Editor’s Note: This article previously appeared in a different format as part of The Atlantic’s Notes section, retired in 2021.

Bei Bei, Washington, D.C.’s beloved giant panda cub, has started to open his eyes, as Krishnadev noted yesterday. Now he can see his mother, Mei Xiang, his human caretakers, and his surroundings.

If Bei Bei had opened his eyes in another part of the world, however, he may have seen something like this:

China Daily / Reuters

At the Wolong National Nature Reserve in China’s Sichuan Province, caretakers wear full panda costumes when they interact with cubs who will grow up in protected wildlife, and not in captivity.

They do it for two reasons.

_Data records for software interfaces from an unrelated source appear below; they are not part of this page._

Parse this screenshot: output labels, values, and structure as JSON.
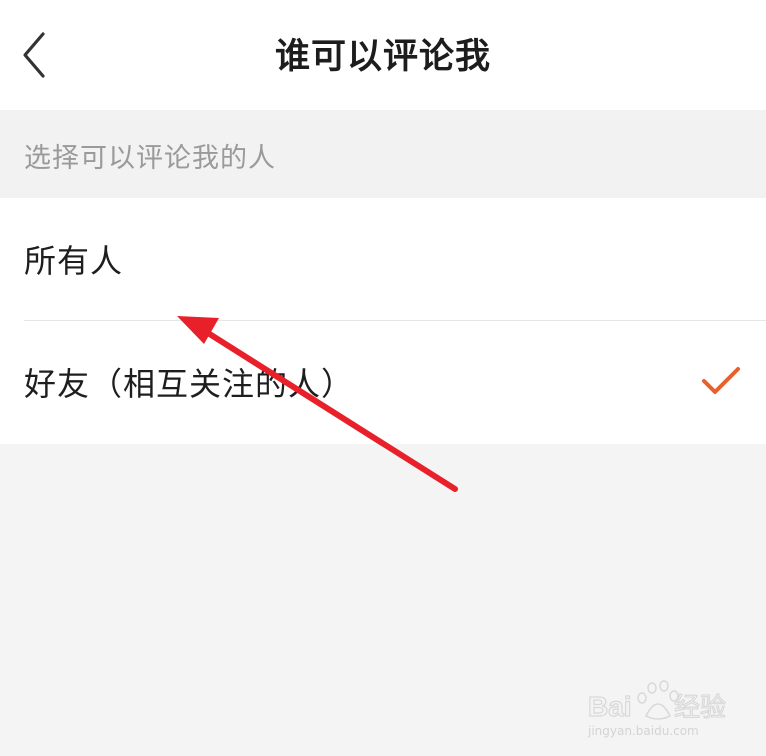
{
  "header": {
    "title": "谁可以评论我",
    "back_icon": "chevron-left-icon"
  },
  "section": {
    "label": "选择可以评论我的人"
  },
  "options": [
    {
      "label": "所有人",
      "selected": false
    },
    {
      "label": "好友（相互关注的人）",
      "selected": true
    }
  ],
  "colors": {
    "accent": "#e8602c",
    "annotation_arrow": "#e8202a"
  },
  "watermark": {
    "brand": "Baidu",
    "suffix": "经验",
    "url": "jingyan.baidu.com"
  }
}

The first is to mimic the conditions of wildlife, because human attachment can hinder a panda’s chances of survival once it is released. Getting this right sometimes means caretakers will smear their costumes with panda urine and feces. Some keepers even disguise themselves as trees.

The second is to minimize stress for the animals. Imagine being a panda cub and knowing nothing but your panda mother, and then seeing some skinny, hairless creature approach you. Scary, right?

The cub pictured above is Tao Tao. When he was six months old, his keepers placed him and his mother Cao Cao in a spacious, mountainous area for wild habitat training. He is five years old now, and has never seen a human face.

I don’t know about you, but I can’t stop looking at that photo. Giant pandas receive perhaps the most human attention of any other species. The lengths that some of those humans go to care for them are truly heartwarming.

These costumes, on the other hand, are the stuff of nightmares. Here’s another keeper from the same wildlife reserve, courtesy of National Geographic photographer Ami Vitale:

A photo posted by Ami Vitale (@amivitale) on

A photo posted by Ami Vitale (@amivitale) on